We can’t raise 3 boys in the middle of this city. I don’t know that it’s conducive to raising my inner self, or my relationship to be honest.

So, we’re thinking about an alternative. Not too many options available to us but some definitely feel better than others.

I want out. And we all want in to somewhere that makes us just a little bit happier.

An apology

For my absence.

5 beautiful days in the country with the boys’ grandmother rendered me unable to post. And you know what, it was kind of nice. I’ve had so much inspiration for the blog and so many posts have already written themselves in my mind. Sometimes, suspended time and another place are the best ingredients for inspiration.

Here is us over the last few days.

I’ll be back so soon with so much more.

Family fable: 6 things to help Mother Earth

In the lead up to Earth Hour on 26 March 2011

Let us a little permit Nature to take her own way; she better understands her own affairs than we.  ~Michel de Montaigne, translated

I’m pretty damn conscious of environmentally friendly living. But unfortunately, I’m no poster girl for the environmental future. I’m well aware of what I should be doing but there’s a sizeable gap between this and my ecological reality.

There are a few environmentally friendly things I do try and do consistently however. Things I try not to negotiate. I find that if I commit to these things, then adding other ecological efforts (small and big) into our day or our week or our year is much easier. I may not be as consistent with these other efforts but slowly I find myself adding them to my list of ‘non-negotiables’. I’m hoping in a couple of years I can feel confident that our carbon footprint is more of a gentle impression than a firm fixture.

1. Recycling – I’m a stickler for using our recycling system. I make sure that every item is in the correct bin and have been known to go through the rubbish in search of a renegade bottle or tin.

2. Cloth nappies – I’ve used cloth nappies with each of the boys. Their use has grown in momentum over the years. For the first, it was casual. For the second, more part-time and now, with Lbaby, we use cloth nappies all the time. Of course it’s easier now because I do at least one load of laundry a day. In fact, I find using cloth nappies as easy as pie. These are the ones I use. I was given some and others I researched and love. They all work well for us.

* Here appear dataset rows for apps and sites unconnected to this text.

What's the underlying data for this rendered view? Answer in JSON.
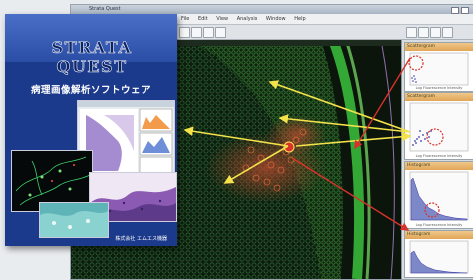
{
  "app": {
    "window_title": "Strata Quest",
    "menu": [
      "File",
      "Edit",
      "View",
      "Analysis",
      "Window",
      "Help"
    ]
  },
  "side_panels": [
    {
      "title": "Scattergram",
      "caption": "Log Fluorescence Intensity"
    },
    {
      "title": "Scattergram",
      "caption": "Log Fluorescence Intensity"
    },
    {
      "title": "Histogram",
      "caption": "Log Fluorescence Intensity"
    },
    {
      "title": "Histogram",
      "caption": "Log Fluorescence Intensity"
    }
  ],
  "brochure": {
    "logo": "STRATA QUEST",
    "subtitle": "病理画像解析ソフトウェア",
    "footer": "株式会社 エムエス機器"
  },
  "colors": {
    "brochure_blue": "#1c3a8c",
    "arrow_yellow": "#f3e24a",
    "highlight_red": "#d8322a",
    "tissue_green": "#35b43c"
  }
}
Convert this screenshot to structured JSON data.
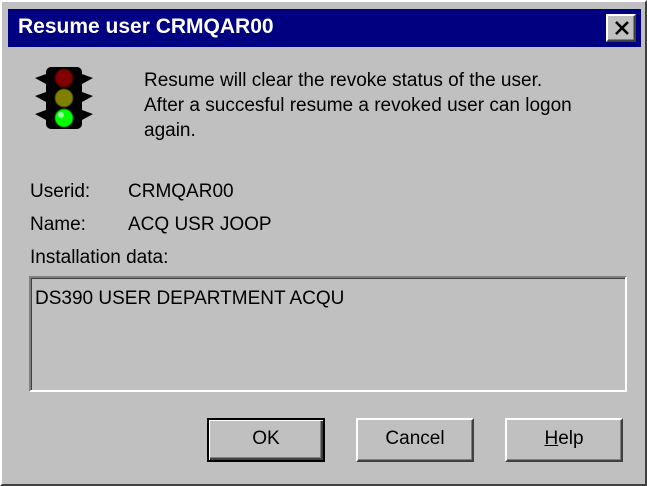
{
  "window": {
    "title": "Resume user CRMQAR00",
    "close_icon": "close-icon"
  },
  "icon": {
    "name": "traffic-light-icon",
    "colors": {
      "red": "#800000",
      "yellow": "#808000",
      "green": "#00ff00"
    }
  },
  "message": {
    "lines": [
      "Resume will clear the revoke status of the user.",
      "After a succesful resume a revoked user can logon",
      "again."
    ]
  },
  "fields": {
    "userid_label": "Userid:",
    "userid_value": "CRMQAR00",
    "name_label": "Name:",
    "name_value": "ACQ USR JOOP",
    "installation_label": "Installation data:",
    "installation_value": "DS390 USER DEPARTMENT ACQU"
  },
  "buttons": {
    "ok": "OK",
    "cancel": "Cancel",
    "help_mnemonic": "H",
    "help_rest": "elp"
  },
  "colors": {
    "title_bar": "#000080",
    "face": "#c0c0c0"
  }
}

3. Environmentally-friendly cleaning products – I make my own washing powder using this recipe. I use bicarb and vinegar instead of multipurpose cleaner. In fact, I use vinegar to clean most things around the house. It works a dream. I also make my own floor cleaner (recipe here). When I find I do have to buy cleaning products, I make sure they are truly ecologically sound even if they are double the price of other brands. We have cleaners who come every two weeks and I am going to start asking them to use the cleaning products I have.

4. Weekly shop at the farmers market – we have a fantastic farmers market every Saturday which is close by. The boys love our Saturday morning ritual of free range bacon and egg rolls with organic juice. Usually there are a few trains taken to play with as mummy and daddy enjoy a coffee and bagel. Importantly, though, I do our fruit and veg shop here. Whether it’s organic or not, the produce is grown locally and each store must comply with certain farming methods in order to be able to sell at the markets.

5. Green energy – we have opted for the 100% green alternative in energy sources.

6. Carbon offset flights – this doesn’t seem a big deal but we fly to Victoria a lot because of C’s family so it adds up.

I find with each of these 6 things I am able to balance their financial commitment with their ecological benefit. This works for us at the moment. But, there are many more things I’d like to be doing. I feel too time and money poor for most of them right now but I know I need to do more research to find more viable options. For example:

- ecological toys

- recycled or handmade clothing

-making more of our own food like bread, pasta etc

- growing our own food (we have not a garden to speak of but I know this shouldn’t preclude our food growing efforts)

What are the ‘non-negotiable’ green options for you at the moment? Have you had any success with those things on my wish list?